Rabbit diet advice

How to feed your rabbit to avoid health problems

It’s really important to learn about the way a rabbit digests its food. Then we can begin to understand why nutrition is so important when it comes to maintaining health and preventing problems. Rabbits have spent millions of years evolving a very efficient way of digesting grass and hay, but not much else! We must remember this when we feed them.

What happens when a rabbit eats?

  • Rabbit eats grass or hay
  • The food passes through the stomach and small intestine
  • This material is divided into…
    • Digestible fibre, which enters the caecum (a bit like a large appendix) and
    • Indigestible fibre, which helps the gut motion.
  • The digestible fibre, is then broken down, and is excreted as sticky droppings called caecotrophs. The rabbit then eats these straight from its bottom, and they are re-digested to extract essential nutrients.
  • The indigestible fibre is excreted as firm round droppings.

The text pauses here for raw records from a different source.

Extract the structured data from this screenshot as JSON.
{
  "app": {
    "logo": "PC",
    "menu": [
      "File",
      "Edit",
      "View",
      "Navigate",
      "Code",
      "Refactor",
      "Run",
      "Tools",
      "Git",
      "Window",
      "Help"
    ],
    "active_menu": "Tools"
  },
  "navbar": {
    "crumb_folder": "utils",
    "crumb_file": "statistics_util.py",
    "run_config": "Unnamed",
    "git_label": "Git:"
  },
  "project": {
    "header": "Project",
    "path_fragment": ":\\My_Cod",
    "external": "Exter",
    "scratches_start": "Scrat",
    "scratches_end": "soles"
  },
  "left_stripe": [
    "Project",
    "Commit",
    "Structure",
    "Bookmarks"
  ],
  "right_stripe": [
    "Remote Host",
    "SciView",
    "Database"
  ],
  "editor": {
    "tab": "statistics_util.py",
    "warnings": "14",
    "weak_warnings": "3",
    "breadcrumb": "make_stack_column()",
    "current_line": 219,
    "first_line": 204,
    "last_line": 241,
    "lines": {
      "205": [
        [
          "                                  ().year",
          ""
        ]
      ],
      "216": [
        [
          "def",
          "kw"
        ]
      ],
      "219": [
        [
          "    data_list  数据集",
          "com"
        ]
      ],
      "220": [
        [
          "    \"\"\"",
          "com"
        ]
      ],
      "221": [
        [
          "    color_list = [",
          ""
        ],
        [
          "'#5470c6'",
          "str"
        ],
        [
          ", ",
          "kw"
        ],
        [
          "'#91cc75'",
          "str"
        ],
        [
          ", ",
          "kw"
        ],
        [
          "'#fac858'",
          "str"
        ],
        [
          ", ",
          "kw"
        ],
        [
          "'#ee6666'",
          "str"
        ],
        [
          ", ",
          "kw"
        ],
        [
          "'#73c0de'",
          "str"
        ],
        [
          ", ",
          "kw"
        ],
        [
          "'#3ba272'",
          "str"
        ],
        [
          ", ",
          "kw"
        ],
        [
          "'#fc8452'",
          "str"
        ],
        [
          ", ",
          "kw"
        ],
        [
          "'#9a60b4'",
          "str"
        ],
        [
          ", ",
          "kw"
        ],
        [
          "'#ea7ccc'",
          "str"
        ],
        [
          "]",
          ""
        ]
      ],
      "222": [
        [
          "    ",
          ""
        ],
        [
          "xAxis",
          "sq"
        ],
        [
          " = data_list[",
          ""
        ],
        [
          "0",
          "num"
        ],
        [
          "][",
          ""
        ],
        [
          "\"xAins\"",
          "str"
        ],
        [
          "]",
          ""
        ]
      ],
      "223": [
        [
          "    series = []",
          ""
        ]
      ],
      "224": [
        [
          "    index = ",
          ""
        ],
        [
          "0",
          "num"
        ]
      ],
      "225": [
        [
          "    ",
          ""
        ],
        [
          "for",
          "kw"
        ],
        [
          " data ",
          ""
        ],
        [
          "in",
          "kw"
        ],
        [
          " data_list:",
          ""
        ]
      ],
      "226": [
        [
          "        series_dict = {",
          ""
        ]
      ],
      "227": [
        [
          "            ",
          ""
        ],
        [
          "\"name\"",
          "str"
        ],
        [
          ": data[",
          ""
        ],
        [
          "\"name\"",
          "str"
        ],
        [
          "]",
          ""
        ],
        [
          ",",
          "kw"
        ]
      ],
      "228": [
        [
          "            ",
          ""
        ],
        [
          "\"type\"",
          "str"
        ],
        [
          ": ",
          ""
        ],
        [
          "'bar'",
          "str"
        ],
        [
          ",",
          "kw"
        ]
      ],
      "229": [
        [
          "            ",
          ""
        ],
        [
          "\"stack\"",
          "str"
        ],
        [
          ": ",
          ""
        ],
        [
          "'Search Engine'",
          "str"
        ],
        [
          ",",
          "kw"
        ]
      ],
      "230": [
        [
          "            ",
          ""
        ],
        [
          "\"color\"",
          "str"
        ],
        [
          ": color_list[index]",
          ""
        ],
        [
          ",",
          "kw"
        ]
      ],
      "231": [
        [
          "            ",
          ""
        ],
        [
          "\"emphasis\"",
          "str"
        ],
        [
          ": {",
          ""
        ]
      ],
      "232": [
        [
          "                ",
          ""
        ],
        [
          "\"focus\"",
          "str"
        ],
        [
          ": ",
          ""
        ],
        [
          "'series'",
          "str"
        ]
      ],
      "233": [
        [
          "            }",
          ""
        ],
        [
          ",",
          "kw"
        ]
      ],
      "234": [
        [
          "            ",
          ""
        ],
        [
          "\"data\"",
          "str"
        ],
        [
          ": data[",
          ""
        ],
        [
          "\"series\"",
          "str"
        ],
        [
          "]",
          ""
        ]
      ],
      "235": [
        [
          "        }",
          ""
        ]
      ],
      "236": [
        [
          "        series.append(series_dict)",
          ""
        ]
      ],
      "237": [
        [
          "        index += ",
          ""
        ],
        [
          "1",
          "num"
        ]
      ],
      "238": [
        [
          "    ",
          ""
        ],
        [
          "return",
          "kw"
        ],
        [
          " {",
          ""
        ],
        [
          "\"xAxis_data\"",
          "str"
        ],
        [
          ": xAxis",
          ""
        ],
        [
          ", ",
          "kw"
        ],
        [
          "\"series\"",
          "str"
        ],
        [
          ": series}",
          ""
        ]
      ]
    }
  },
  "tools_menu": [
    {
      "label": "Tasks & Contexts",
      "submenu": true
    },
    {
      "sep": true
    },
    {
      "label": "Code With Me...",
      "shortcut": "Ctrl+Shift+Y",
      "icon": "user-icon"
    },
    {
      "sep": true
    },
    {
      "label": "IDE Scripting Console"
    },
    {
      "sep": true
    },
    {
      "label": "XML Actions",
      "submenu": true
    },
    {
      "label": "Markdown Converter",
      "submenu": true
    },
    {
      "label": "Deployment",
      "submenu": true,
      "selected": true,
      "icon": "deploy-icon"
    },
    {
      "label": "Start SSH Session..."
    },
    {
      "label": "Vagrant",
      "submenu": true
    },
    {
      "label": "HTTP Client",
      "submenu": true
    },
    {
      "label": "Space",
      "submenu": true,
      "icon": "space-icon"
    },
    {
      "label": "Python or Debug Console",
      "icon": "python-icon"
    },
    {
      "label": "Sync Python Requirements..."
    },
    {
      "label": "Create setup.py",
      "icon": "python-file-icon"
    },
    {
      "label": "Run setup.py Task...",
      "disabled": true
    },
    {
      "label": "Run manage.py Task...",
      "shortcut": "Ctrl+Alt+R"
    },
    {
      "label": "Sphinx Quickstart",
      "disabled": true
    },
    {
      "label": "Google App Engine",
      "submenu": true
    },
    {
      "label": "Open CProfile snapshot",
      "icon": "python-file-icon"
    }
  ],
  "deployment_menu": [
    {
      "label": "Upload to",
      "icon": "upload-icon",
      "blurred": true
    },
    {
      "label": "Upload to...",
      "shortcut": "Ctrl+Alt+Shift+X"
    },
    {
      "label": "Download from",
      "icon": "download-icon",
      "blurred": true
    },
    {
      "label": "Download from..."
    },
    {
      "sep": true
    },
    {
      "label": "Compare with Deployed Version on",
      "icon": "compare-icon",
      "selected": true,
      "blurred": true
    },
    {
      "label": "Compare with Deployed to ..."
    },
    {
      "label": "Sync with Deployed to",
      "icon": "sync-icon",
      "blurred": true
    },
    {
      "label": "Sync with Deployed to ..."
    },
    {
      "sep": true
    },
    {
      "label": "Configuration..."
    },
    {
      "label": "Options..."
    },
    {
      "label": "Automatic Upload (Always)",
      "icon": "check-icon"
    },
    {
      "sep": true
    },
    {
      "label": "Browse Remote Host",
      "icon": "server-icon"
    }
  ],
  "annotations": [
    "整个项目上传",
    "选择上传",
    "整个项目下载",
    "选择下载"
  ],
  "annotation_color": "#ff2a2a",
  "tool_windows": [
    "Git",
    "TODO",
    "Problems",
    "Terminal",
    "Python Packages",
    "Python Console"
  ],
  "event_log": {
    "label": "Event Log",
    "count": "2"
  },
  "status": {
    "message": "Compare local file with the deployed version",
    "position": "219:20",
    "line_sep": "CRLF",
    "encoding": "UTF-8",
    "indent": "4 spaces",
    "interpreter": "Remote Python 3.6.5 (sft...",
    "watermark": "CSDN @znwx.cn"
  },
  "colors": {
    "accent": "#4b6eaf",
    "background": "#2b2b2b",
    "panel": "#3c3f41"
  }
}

If a rabbit is not fed the right diet, the digestive processes are upset which results in health issues such as dental disease, gut stasis, bloat and obesity. In the wild, rabbits spend 70% of their time foraging. A constant supply of feeding hay and fresh grass is essential, so they can express normal behaviour patterns, and avoid behavioural problems.

What should you feed your rabbit?

Most of the health problems that we see in pet rabbits today could be avoided by feeding the appropriate diet.

The following is what you should feed your rabbit to keep them healthy:

  • 85-90% of a rabbit’s diet should consist of “feeding” hay/grass. This is the size of your rabbit per day in hay! (Bedding hay is a lower quality hay. It is fine for sleeping but not for eating!)
  • A tablespoon of nutritious nuggets (all one colour – brown/green)
  • Fresh greens – just a small handful. This can include pip less apples, asparagus, banana, basil, brussel sprouts, cauliflower leaves, celery, green pepper, kale, mint, oregano, parsley, savoy cabbage, spinach and turnip.
  • It is a good idea to include a small amount of healthy nature snacks (commercially produced) which can be mixed into the feeding hay to encourage eating it.
  • Always provide plenty of fresh water, and change this frequently.

What shouldn’t you feed your rabbit?

You should not feed your rabbit the following

  • Muesli type diets. You can recognise these diets as they look a bit like human muesli. They consist of different types of flakes, grains and nuggets, often containing bright colours. These appeal to the human eye but has no relevance to the rabbit’s nutritional needs. The mixture contains some high sugar pieces which rabbits are attracted to. This in turn makes them selectively feed, leaving the more healthy pieces behind. Muesli type feeding is responsible for a lot of health issues in rabbits so should be avoided. Unfortunately 25% of pet rabbits are still fed this diet, putting those pets at risk of poor health and disease.
  • The following fruit and veg is best avoided: Apple pips, avocado, carrot, potato, potato tops, any part of rhubarb plant, tomato plants and beans.

The main thing to remember is: A rabbit sized bundle of hay a day, is the best way to keep the vet away.

Always choose good quality feeding hay. Try putting it in a little hay rack where your rabbit likes to rest or above their litter tray. Try putting it in a cardboard tube, or wrapping it in a paper parcel. Willow balls are great to stuff the hay in as most rabbits love throwing them around. Anything to find novel ways of encouraging your bunny to eat all the hay he needs, will help keep him happy, hoppy and healthy!